Would you please write out each of the entries below exactly, omitting pictures?

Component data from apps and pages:
+++++
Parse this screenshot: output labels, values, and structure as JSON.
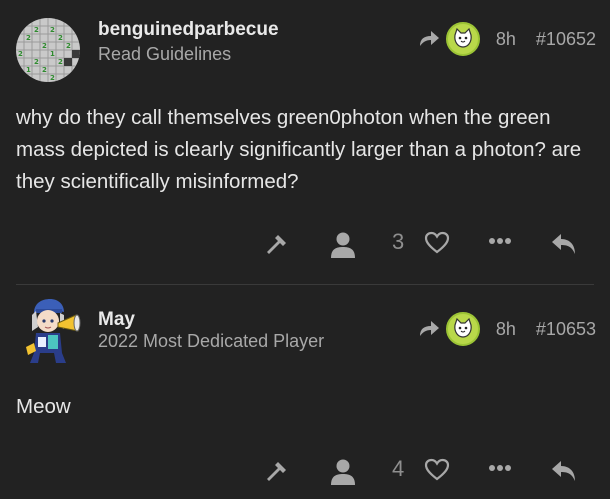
{
  "colors": {
    "background": "#222222",
    "text": "#e6e6e6",
    "muted": "#a8a8a8",
    "icon": "#a8a8a8",
    "reply_avatar": "#b9d84a"
  },
  "posts": [
    {
      "username": "benguinedparbecue",
      "user_title": "Read Guidelines",
      "avatar_icon": "minesweeper-grid-avatar",
      "reply_to_icon": "green-cat-avatar",
      "time": "8h",
      "post_number": "#10652",
      "body": "why do they call themselves green0photon when the green mass depicted is clearly significantly larger than a photon? are they scientifically misinformed?",
      "like_count": "3"
    },
    {
      "username": "May",
      "user_title": "2022 Most Dedicated Player",
      "avatar_icon": "anime-girl-megaphone-avatar",
      "reply_to_icon": "green-cat-avatar",
      "time": "8h",
      "post_number": "#10653",
      "body": "Meow",
      "like_count": "4"
    }
  ]
}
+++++
#### [Worked solution]
Parse this screenshot: output labels, values, and structure as JSON.
{
  "colors": {
    "background": "#222222",
    "text": "#e6e6e6",
    "muted": "#a8a8a8",
    "icon": "#a8a8a8",
    "reply_avatar": "#b9d84a"
  },
  "posts": [
    {
      "username": "benguinedparbecue",
      "user_title": "Read Guidelines",
      "avatar_icon": "minesweeper-grid-avatar",
      "reply_to_icon": "green-cat-avatar",
      "time": "8h",
      "post_number": "#10652",
      "body": "why do they call themselves green0photon when the green mass depicted is clearly significantly larger than a photon? are they scientifically misinformed?",
      "like_count": "3"
    },
    {
      "username": "May",
      "user_title": "2022 Most Dedicated Player",
      "avatar_icon": "anime-girl-megaphone-avatar",
      "reply_to_icon": "green-cat-avatar",
      "time": "8h",
      "post_number": "#10653",
      "body": "Meow",
      "like_count": "4"
    }
  ]
}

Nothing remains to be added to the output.